Similar hype and fanfare is currently being aired over the shale oil and shale gas phenomenon. The political leaders looking to make some quick “hay” along with their stenographers in the MSM are giddy about a new era of US energy independence. More scrutinizing analysts have identified the story for what it is: the next economic bubble to hit the already faltering economy (wait for it!... ).
Meanwhile, in Canada, we are experiencing a more protracted period of hype in the form of government propaganda (under the banner of “the economic action plan”). This is a veiled effort to convince the nation to support the government’s efforts to drive our economy on tar sands extraction. The tar sands story is also another chapter in the story of peak oil: it is dependent upon high prices that are caused by the depletion and exhaustion of conventional oilfields. But, as mentioned, the effect of “demand destruction” puts a ceiling on those prices. What’s more, when demand is being “destroyed” it’s because of recession – usually characterised by high unemployment.
In other words, the so-called good news of tar sands viability is dependent on the bad news of high oil prices which in turn invites recessionary trends.

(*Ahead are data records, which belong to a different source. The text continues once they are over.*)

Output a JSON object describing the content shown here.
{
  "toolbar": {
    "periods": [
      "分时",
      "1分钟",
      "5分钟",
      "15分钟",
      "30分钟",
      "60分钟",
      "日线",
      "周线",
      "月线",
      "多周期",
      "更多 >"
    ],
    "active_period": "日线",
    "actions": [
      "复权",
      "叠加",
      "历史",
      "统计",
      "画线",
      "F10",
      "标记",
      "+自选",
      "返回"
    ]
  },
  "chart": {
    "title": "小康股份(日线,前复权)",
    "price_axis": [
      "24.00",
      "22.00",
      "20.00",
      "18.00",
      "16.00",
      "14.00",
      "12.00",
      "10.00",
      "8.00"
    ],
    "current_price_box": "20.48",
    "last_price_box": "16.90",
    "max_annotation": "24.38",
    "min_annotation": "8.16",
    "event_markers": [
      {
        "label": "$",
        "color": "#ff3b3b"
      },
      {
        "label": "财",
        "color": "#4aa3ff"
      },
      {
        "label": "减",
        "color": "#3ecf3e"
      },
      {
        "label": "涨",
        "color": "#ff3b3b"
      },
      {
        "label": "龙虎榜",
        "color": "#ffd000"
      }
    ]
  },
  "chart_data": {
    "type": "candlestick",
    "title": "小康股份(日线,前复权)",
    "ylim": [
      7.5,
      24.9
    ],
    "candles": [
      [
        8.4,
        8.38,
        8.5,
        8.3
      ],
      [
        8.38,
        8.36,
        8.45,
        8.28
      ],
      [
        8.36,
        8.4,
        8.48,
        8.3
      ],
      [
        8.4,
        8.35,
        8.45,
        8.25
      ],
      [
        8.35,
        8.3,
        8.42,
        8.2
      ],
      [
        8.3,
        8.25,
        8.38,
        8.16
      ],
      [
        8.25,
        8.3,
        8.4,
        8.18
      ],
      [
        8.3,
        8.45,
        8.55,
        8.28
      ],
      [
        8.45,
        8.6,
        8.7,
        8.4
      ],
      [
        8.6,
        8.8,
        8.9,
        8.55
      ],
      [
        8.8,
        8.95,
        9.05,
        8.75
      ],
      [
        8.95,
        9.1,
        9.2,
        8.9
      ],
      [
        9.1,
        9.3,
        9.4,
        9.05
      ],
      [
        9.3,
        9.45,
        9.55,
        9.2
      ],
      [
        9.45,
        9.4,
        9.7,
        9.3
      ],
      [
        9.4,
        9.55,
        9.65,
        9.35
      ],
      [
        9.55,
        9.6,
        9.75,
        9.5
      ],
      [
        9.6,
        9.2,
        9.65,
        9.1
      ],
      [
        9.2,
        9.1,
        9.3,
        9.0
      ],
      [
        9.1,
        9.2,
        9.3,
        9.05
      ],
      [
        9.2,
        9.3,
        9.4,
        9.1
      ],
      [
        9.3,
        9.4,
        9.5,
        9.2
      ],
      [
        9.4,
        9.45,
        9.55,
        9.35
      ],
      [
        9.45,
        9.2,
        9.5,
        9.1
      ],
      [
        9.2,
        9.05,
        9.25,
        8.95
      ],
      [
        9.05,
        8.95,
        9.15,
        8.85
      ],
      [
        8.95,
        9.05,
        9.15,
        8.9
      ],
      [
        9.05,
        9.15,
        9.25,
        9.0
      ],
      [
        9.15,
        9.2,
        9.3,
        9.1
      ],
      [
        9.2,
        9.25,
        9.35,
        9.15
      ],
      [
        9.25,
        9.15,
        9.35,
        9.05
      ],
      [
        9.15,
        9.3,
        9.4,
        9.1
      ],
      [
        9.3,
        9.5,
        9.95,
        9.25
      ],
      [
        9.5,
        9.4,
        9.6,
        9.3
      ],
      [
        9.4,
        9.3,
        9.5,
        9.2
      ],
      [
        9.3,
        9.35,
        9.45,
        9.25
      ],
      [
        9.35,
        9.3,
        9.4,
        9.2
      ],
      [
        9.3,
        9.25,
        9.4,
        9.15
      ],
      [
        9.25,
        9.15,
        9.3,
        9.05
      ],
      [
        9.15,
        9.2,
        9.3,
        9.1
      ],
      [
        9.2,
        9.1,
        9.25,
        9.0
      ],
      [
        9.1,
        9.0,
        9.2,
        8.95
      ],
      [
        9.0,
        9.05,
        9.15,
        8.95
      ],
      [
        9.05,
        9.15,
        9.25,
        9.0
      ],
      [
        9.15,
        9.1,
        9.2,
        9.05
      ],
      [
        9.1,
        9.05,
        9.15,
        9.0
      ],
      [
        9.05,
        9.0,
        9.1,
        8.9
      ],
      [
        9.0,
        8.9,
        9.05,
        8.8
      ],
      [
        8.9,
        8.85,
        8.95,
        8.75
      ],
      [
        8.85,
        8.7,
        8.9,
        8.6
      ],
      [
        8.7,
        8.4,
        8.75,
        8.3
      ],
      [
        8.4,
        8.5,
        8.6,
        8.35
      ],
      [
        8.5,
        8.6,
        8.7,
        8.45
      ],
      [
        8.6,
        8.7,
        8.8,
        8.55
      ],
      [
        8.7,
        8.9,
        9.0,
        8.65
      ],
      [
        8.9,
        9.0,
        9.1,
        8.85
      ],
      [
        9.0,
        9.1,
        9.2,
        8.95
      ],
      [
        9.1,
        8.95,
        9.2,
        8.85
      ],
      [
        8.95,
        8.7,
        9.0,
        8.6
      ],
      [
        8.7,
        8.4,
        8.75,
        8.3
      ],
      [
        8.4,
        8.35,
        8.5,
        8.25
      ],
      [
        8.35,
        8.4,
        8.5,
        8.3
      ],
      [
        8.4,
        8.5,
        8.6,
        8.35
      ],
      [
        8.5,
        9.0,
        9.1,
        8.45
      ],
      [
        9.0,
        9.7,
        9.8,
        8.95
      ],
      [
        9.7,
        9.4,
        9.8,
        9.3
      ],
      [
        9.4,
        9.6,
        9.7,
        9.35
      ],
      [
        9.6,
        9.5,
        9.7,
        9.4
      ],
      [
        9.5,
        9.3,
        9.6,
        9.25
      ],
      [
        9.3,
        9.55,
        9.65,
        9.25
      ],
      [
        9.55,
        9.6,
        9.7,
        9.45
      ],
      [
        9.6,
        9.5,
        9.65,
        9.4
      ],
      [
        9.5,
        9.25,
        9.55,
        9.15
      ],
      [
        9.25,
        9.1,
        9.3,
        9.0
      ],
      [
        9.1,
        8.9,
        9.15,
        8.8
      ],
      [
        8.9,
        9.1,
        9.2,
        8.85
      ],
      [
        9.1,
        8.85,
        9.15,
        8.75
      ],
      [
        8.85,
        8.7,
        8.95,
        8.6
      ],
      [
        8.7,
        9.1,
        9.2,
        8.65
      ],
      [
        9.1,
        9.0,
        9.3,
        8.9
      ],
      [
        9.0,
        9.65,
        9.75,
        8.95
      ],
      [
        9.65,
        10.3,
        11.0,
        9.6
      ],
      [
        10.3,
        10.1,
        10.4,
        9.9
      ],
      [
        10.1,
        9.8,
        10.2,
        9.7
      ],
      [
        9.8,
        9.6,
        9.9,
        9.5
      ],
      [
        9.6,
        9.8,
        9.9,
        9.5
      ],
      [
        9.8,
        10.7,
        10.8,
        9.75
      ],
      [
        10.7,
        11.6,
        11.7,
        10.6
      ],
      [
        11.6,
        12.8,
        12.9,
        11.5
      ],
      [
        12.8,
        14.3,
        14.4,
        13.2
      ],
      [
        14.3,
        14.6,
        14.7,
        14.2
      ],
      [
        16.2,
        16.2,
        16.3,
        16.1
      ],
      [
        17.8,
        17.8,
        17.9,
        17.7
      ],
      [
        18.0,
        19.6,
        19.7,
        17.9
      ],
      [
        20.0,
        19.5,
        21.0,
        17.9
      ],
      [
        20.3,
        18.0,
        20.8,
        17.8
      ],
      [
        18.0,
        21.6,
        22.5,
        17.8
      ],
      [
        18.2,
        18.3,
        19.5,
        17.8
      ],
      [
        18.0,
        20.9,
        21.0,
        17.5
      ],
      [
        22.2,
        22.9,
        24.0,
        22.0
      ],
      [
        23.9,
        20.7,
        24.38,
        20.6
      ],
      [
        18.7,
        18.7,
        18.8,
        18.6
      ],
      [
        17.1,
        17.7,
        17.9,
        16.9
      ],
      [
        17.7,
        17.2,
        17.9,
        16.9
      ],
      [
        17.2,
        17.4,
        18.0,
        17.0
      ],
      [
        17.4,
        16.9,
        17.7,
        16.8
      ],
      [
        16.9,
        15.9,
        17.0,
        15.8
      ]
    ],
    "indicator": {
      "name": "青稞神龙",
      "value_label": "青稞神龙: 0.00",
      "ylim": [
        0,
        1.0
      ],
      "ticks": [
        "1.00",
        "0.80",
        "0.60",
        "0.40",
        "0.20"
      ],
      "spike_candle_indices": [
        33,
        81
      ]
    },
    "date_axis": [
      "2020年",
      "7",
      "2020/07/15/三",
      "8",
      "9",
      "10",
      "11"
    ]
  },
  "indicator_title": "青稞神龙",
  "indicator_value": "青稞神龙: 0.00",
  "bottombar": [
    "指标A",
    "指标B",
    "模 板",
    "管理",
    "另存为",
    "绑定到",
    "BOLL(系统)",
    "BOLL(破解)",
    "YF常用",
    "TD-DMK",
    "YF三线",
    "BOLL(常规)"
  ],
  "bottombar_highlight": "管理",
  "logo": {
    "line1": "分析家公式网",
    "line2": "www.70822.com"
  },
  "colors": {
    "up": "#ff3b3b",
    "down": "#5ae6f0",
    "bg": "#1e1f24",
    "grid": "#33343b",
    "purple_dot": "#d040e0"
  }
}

So beware the fanfare Canada. The government may be claiming that tar sands can solve our economic woes (even if our energy predicament goes un-addressed), but there are a number of facts that go unstated, and a few assumptions that may not stand up to the test of time. Investing in this resource full tilt, as we have been doing may simply prove to be a case of over-reach, where we make commitments to a way of doing business that hasn’t got legs.
The facts are that tar-sands extraction is ridiculously costly, especially in terms of energy returned on energy invested (EROEI). So as the price of oil goes up (purportedly a good thing, remember?) the cost of extraction goes up along with it, keeping the margin of profit much closer to the ground than with conventional sources of oil. And of course the big assumption here is the lesson coming out of NL: the price of oil may simply not go where we want it to in a timely manner. And if it does, tar sands oil will surely keep it there.
Peak oil is indeed a real phenomenon that we all have to get used to. But it is easily misunderstood, and often mis-represented. Grappling with the implications peak oil has on the economy is serious business. Assuming that the rules have not changed is the first most common mistake made by economists. But this is another topic.
The best economic advice I can think of is to do a collective energy “gut check” and pare down our collective energy diet. Comprehensive energy conservation is the only way that we can guarantee that the availability of energy (for when we really need it) will manifest itself in lower prices. The first step though is to become energy-literate, and try to understand that when it comes to energy, we are like heavy drinkers on a wild binge, throwing caution to the wind…